Desiring peace, however, is not the same as desiring a peace process, or desiring any peace process. Rushing into peace talks lacking a clear strategy, proceeding upon false assumptions and believing that good will alone is enough to secure peace has been the fatal flaw of all recent attempts to end Colombia’s conflict by agreement rather than by force. High enthusiasm followed by bitter disappointment has been the mark, at least in the most prominent cases: the peace talks conducted under President Belisario Betancur in the 1980s, and the infamous process that took place during the term of President Andrés Pastrana (1998-2002).
Common sense would indicate that President Santos is not bound to repeat these mistakes, as he walks toward what seems to be his greatest personal goal: to preside over a successful peace process with the FARC and the ELN, Colombia’s remaining left-wing guerilla organizations. Lessons from the past must have been learnt, and, in any case, Santos has proved to have a more strategically oriented behavior than some of his predecessors.

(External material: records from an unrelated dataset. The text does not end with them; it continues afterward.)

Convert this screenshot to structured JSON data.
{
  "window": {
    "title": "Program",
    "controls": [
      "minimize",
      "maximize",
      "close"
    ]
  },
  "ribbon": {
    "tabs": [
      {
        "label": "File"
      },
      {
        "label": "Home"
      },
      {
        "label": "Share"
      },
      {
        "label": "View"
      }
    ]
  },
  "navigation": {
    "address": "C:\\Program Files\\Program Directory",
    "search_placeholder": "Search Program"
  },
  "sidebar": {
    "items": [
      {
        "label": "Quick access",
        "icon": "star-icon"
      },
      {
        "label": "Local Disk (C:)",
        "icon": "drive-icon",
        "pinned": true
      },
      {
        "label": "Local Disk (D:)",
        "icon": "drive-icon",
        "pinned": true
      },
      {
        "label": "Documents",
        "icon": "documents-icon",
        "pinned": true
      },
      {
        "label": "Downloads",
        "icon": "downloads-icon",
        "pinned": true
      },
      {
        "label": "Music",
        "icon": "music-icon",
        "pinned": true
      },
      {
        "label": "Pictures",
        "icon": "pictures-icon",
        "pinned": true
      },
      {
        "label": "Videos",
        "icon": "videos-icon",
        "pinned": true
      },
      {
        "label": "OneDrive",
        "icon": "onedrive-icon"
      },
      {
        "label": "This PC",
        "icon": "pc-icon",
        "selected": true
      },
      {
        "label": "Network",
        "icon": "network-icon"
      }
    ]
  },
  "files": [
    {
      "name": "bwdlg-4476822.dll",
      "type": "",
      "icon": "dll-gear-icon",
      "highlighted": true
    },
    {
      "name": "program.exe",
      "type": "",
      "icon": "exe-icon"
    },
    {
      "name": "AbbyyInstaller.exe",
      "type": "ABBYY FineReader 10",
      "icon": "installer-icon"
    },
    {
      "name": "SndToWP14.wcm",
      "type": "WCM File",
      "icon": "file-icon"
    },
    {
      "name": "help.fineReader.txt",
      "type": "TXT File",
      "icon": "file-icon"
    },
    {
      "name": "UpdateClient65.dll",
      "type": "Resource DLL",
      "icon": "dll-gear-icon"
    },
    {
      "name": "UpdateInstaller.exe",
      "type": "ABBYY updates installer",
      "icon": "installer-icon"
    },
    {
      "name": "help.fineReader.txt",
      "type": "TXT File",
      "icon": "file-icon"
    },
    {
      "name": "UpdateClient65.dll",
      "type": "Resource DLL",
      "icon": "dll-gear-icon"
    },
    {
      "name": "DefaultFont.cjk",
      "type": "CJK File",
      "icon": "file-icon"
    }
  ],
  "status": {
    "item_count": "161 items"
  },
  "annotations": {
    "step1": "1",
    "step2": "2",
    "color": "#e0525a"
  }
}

Nonetheless, at times it seems like the Santos administration is again rushing carelessly: proof of this would be the so-called “Legal Framework for Peace,” a constitutional amendment introduced in Congress by the Administration, which is close to being approved. The “Framework,” which aims at removing legal obstacles for the demobilization of guerilla members and commanders, has drawn criticism from many corners. From the Right, former President Uribe and others regard it as an excessive concession since it would grant perpetrators of horrific crimes the possibility of even being elected to public office. From a different perspective, Human Rights Watch has severely criticized the amendment, claiming that its outcome would be full impunity for crimes against humanity and war crimes. The “Framework,” many others claim, is premature: it should be introduced at the final stage of a negotiation, not before it has even started.